[Page and application data records]
-----
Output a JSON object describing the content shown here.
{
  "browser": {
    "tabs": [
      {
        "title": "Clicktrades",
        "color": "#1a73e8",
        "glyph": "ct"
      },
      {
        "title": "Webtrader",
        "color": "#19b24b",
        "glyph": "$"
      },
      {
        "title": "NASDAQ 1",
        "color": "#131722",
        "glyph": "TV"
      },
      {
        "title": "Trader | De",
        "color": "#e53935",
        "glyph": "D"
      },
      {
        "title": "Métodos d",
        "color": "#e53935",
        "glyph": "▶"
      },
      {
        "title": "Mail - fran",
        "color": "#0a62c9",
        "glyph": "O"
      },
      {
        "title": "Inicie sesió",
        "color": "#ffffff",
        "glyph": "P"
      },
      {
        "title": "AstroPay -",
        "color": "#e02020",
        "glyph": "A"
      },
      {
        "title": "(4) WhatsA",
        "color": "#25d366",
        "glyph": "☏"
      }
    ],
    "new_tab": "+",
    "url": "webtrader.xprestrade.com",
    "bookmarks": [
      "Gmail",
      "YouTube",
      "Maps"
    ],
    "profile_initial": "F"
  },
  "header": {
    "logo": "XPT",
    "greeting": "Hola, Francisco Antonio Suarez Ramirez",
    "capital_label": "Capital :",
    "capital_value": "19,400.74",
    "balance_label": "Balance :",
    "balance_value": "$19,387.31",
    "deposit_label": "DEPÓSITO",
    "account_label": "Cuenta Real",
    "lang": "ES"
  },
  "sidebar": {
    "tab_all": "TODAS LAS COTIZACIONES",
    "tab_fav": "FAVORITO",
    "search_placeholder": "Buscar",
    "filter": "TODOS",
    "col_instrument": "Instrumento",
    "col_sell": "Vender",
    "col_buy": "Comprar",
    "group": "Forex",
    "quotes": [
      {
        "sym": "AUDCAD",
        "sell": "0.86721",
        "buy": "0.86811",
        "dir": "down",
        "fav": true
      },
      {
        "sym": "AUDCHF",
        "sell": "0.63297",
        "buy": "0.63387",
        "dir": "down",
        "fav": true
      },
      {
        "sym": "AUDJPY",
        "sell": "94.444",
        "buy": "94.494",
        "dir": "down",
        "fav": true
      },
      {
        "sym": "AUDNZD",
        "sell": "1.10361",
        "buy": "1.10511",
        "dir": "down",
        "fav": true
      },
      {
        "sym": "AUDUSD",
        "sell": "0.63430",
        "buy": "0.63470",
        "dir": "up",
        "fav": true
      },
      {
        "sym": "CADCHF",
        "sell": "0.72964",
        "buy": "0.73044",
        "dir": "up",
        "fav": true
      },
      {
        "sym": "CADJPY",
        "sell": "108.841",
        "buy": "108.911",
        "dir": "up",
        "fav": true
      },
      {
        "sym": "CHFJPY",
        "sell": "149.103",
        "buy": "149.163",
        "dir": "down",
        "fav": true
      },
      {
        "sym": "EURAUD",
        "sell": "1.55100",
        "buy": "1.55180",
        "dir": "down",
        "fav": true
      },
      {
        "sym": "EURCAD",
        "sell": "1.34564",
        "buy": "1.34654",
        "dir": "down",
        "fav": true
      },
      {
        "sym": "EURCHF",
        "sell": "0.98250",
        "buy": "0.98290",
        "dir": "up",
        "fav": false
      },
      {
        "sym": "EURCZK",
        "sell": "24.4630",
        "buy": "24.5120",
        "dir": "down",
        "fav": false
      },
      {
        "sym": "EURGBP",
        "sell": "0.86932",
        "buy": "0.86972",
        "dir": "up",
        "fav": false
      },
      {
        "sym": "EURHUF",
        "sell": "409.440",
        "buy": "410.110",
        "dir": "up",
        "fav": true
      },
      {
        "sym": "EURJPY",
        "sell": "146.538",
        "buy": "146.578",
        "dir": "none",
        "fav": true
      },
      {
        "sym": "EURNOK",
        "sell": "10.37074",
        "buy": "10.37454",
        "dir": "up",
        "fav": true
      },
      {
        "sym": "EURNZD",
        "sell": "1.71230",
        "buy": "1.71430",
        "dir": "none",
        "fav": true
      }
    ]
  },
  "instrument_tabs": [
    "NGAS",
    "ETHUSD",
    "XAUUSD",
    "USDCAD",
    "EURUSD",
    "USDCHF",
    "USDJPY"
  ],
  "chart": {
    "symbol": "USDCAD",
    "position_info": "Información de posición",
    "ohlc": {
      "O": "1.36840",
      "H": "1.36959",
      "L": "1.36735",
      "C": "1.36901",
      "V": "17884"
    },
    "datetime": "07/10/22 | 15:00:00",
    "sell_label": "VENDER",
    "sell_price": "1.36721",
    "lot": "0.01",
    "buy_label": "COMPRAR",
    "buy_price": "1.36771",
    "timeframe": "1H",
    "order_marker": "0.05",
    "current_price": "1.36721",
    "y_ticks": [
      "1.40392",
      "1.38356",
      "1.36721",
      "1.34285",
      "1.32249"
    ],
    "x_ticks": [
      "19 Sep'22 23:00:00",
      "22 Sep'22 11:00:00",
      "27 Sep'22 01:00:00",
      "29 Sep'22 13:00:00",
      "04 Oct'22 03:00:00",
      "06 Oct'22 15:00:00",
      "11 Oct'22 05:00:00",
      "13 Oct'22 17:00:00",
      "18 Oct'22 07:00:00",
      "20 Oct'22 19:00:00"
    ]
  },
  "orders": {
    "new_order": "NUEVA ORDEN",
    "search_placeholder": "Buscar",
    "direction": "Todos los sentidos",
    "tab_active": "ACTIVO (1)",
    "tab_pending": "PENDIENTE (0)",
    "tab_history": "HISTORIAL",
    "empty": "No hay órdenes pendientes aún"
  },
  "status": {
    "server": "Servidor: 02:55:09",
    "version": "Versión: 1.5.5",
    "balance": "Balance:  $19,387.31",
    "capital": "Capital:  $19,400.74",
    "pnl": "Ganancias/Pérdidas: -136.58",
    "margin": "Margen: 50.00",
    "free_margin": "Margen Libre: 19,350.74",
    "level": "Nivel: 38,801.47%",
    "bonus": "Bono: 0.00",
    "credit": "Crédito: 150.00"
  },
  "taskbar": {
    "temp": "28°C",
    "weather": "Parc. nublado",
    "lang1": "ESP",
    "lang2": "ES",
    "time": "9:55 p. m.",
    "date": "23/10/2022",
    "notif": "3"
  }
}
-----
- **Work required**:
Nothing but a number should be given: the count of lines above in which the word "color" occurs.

- **Task output**:
9